EXERCISE DIRECTIONS: Output every line below exactly.

--- PROVIDED INFORMATION ---

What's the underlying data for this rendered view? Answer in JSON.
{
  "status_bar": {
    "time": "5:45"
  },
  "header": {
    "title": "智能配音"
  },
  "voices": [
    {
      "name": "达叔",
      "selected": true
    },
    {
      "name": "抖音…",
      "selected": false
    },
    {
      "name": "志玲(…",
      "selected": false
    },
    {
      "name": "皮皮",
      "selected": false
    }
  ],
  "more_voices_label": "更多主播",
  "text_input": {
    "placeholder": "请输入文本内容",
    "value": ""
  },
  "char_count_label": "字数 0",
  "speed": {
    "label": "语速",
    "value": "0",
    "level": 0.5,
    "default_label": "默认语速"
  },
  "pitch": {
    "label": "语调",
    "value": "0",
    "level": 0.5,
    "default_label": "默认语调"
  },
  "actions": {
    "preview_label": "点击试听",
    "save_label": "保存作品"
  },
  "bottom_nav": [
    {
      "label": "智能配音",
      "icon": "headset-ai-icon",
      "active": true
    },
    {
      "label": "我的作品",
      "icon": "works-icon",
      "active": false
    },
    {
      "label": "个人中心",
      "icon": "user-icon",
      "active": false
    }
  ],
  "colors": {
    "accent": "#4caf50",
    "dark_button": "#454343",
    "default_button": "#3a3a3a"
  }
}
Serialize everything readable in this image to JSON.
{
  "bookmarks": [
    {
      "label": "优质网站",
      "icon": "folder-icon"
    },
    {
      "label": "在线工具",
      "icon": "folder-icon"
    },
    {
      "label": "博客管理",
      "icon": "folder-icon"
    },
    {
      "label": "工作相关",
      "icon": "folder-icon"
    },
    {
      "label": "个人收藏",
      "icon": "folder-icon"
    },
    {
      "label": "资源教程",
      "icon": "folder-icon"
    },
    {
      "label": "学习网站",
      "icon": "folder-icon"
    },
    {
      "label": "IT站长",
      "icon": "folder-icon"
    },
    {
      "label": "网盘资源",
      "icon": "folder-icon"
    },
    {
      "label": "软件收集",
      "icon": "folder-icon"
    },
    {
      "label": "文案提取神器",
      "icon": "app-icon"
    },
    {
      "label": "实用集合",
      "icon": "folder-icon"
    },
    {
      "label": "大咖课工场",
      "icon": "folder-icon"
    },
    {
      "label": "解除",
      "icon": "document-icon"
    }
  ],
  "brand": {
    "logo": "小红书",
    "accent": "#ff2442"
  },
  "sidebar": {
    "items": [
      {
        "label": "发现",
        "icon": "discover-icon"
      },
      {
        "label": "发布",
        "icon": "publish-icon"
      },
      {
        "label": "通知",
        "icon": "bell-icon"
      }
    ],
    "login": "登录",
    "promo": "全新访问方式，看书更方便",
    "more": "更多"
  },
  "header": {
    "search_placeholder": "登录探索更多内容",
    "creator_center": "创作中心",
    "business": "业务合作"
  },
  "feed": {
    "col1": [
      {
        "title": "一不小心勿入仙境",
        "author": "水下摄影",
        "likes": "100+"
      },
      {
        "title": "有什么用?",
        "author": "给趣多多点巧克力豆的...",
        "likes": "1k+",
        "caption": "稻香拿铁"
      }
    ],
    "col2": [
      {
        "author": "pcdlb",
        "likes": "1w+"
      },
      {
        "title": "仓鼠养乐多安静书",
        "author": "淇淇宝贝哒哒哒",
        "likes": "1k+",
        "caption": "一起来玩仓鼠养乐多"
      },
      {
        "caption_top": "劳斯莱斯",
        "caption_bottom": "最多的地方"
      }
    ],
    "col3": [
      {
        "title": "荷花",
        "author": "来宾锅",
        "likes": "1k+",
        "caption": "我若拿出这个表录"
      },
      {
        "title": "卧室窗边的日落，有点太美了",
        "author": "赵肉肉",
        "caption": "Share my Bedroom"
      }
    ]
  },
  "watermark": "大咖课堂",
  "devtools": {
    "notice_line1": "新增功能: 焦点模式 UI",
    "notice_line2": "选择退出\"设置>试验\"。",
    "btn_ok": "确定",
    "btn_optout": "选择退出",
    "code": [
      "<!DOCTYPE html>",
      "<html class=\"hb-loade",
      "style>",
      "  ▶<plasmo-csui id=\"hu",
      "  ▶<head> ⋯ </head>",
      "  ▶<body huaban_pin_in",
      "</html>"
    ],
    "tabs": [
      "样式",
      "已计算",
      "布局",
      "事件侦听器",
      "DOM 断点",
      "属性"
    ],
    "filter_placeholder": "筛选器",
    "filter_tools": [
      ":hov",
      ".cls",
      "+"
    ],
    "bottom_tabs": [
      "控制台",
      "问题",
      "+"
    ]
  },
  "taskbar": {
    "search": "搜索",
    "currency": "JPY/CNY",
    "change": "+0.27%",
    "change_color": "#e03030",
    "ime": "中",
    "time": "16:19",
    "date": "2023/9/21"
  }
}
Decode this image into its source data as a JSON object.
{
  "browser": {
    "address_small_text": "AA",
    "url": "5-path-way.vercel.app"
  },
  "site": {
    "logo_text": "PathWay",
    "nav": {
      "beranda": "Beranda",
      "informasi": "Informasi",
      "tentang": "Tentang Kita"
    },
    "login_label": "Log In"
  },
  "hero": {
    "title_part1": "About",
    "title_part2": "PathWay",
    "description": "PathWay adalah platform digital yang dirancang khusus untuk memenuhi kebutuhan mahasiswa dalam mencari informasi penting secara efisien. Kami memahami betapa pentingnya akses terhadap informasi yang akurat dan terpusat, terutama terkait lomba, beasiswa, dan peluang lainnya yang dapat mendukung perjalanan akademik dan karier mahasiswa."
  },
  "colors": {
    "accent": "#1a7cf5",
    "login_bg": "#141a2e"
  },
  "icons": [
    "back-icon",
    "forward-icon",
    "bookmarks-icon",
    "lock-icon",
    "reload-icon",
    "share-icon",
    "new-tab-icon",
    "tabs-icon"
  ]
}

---

WRITTEN RESPONSE:
What's the underlying data for this rendered view? Answer in JSON.
{
  "status_bar": {
    "time": "5:45"
  },
  "header": {
    "title": "智能配音"
  },
  "voices": [
    {
      "name": "达叔",
      "selected": true
    },
    {
      "name": "抖音…",
      "selected": false
    },
    {
      "name": "志玲(…",
      "selected": false
    },
    {
      "name": "皮皮",
      "selected": false
    }
  ],
  "more_voices_label": "更多主播",
  "text_input": {
    "placeholder": "请输入文本内容",
    "value": ""
  },
  "char_count_label": "字数 0",
  "speed": {
    "label": "语速",
    "value": "0",
    "level": 0.5,
    "default_label": "默认语速"
  },
  "pitch": {
    "label": "语调",
    "value": "0",
    "level": 0.5,
    "default_label": "默认语调"
  },
  "actions": {
    "preview_label": "点击试听",
    "save_label": "保存作品"
  },
  "bottom_nav": [
    {
      "label": "智能配音",
      "icon": "headset-ai-icon",
      "active": true
    },
    {
      "label": "我的作品",
      "icon": "works-icon",
      "active": false
    },
    {
      "label": "个人中心",
      "icon": "user-icon",
      "active": false
    }
  ],
  "colors": {
    "accent": "#4caf50",
    "dark_button": "#454343",
    "default_button": "#3a3a3a"
  }
}
Serialize everything readable in this image to JSON.
{
  "bookmarks": [
    {
      "label": "优质网站",
      "icon": "folder-icon"
    },
    {
      "label": "在线工具",
      "icon": "folder-icon"
    },
    {
      "label": "博客管理",
      "icon": "folder-icon"
    },
    {
      "label": "工作相关",
      "icon": "folder-icon"
    },
    {
      "label": "个人收藏",
      "icon": "folder-icon"
    },
    {
      "label": "资源教程",
      "icon": "folder-icon"
    },
    {
      "label": "学习网站",
      "icon": "folder-icon"
    },
    {
      "label": "IT站长",
      "icon": "folder-icon"
    },
    {
      "label": "网盘资源",
      "icon": "folder-icon"
    },
    {
      "label": "软件收集",
      "icon": "folder-icon"
    },
    {
      "label": "文案提取神器",
      "icon": "app-icon"
    },
    {
      "label": "实用集合",
      "icon": "folder-icon"
    },
    {
      "label": "大咖课工场",
      "icon": "folder-icon"
    },
    {
      "label": "解除",
      "icon": "document-icon"
    }
  ],
  "brand": {
    "logo": "小红书",
    "accent": "#ff2442"
  },
  "sidebar": {
    "items": [
      {
        "label": "发现",
        "icon": "discover-icon"
      },
      {
        "label": "发布",
        "icon": "publish-icon"
      },
      {
        "label": "通知",
        "icon": "bell-icon"
      }
    ],
    "login": "登录",
    "promo": "全新访问方式，看书更方便",
    "more": "更多"
  },
  "header": {
    "search_placeholder": "登录探索更多内容",
    "creator_center": "创作中心",
    "business": "业务合作"
  },
  "feed": {
    "col1": [
      {
        "title": "一不小心勿入仙境",
        "author": "水下摄影",
        "likes": "100+"
      },
      {
        "title": "有什么用?",
        "author": "给趣多多点巧克力豆的...",
        "likes": "1k+",
        "caption": "稻香拿铁"
      }
    ],
    "col2": [
      {
        "author": "pcdlb",
        "likes": "1w+"
      },
      {
        "title": "仓鼠养乐多安静书",
        "author": "淇淇宝贝哒哒哒",
        "likes": "1k+",
        "caption": "一起来玩仓鼠养乐多"
      },
      {
        "caption_top": "劳斯莱斯",
        "caption_bottom": "最多的地方"
      }
    ],
    "col3": [
      {
        "title": "荷花",
        "author": "来宾锅",
        "likes": "1k+",
        "caption": "我若拿出这个表录"
      },
      {
        "title": "卧室窗边的日落，有点太美了",
        "author": "赵肉肉",
        "caption": "Share my Bedroom"
      }
    ]
  },
  "watermark": "大咖课堂",
  "devtools": {
    "notice_line1": "新增功能: 焦点模式 UI",
    "notice_line2": "选择退出\"设置>试验\"。",
    "btn_ok": "确定",
    "btn_optout": "选择退出",
    "code": [
      "<!DOCTYPE html>",
      "<html class=\"hb-loade",
      "style>",
      "  ▶<plasmo-csui id=\"hu",
      "  ▶<head> ⋯ </head>",
      "  ▶<body huaban_pin_in",
      "</html>"
    ],
    "tabs": [
      "样式",
      "已计算",
      "布局",
      "事件侦听器",
      "DOM 断点",
      "属性"
    ],
    "filter_placeholder": "筛选器",
    "filter_tools": [
      ":hov",
      ".cls",
      "+"
    ],
    "bottom_tabs": [
      "控制台",
      "问题",
      "+"
    ]
  },
  "taskbar": {
    "search": "搜索",
    "currency": "JPY/CNY",
    "change": "+0.27%",
    "change_color": "#e03030",
    "ime": "中",
    "time": "16:19",
    "date": "2023/9/21"
  }
}
Decode this image into its source data as a JSON object.
{
  "browser": {
    "address_small_text": "AA",
    "url": "5-path-way.vercel.app"
  },
  "site": {
    "logo_text": "PathWay",
    "nav": {
      "beranda": "Beranda",
      "informasi": "Informasi",
      "tentang": "Tentang Kita"
    },
    "login_label": "Log In"
  },
  "hero": {
    "title_part1": "About",
    "title_part2": "PathWay",
    "description": "PathWay adalah platform digital yang dirancang khusus untuk memenuhi kebutuhan mahasiswa dalam mencari informasi penting secara efisien. Kami memahami betapa pentingnya akses terhadap informasi yang akurat dan terpusat, terutama terkait lomba, beasiswa, dan peluang lainnya yang dapat mendukung perjalanan akademik dan karier mahasiswa."
  },
  "colors": {
    "accent": "#1a7cf5",
    "login_bg": "#141a2e"
  },
  "icons": [
    "back-icon",
    "forward-icon",
    "bookmarks-icon",
    "lock-icon",
    "reload-icon",
    "share-icon",
    "new-tab-icon",
    "tabs-icon"
  ]
}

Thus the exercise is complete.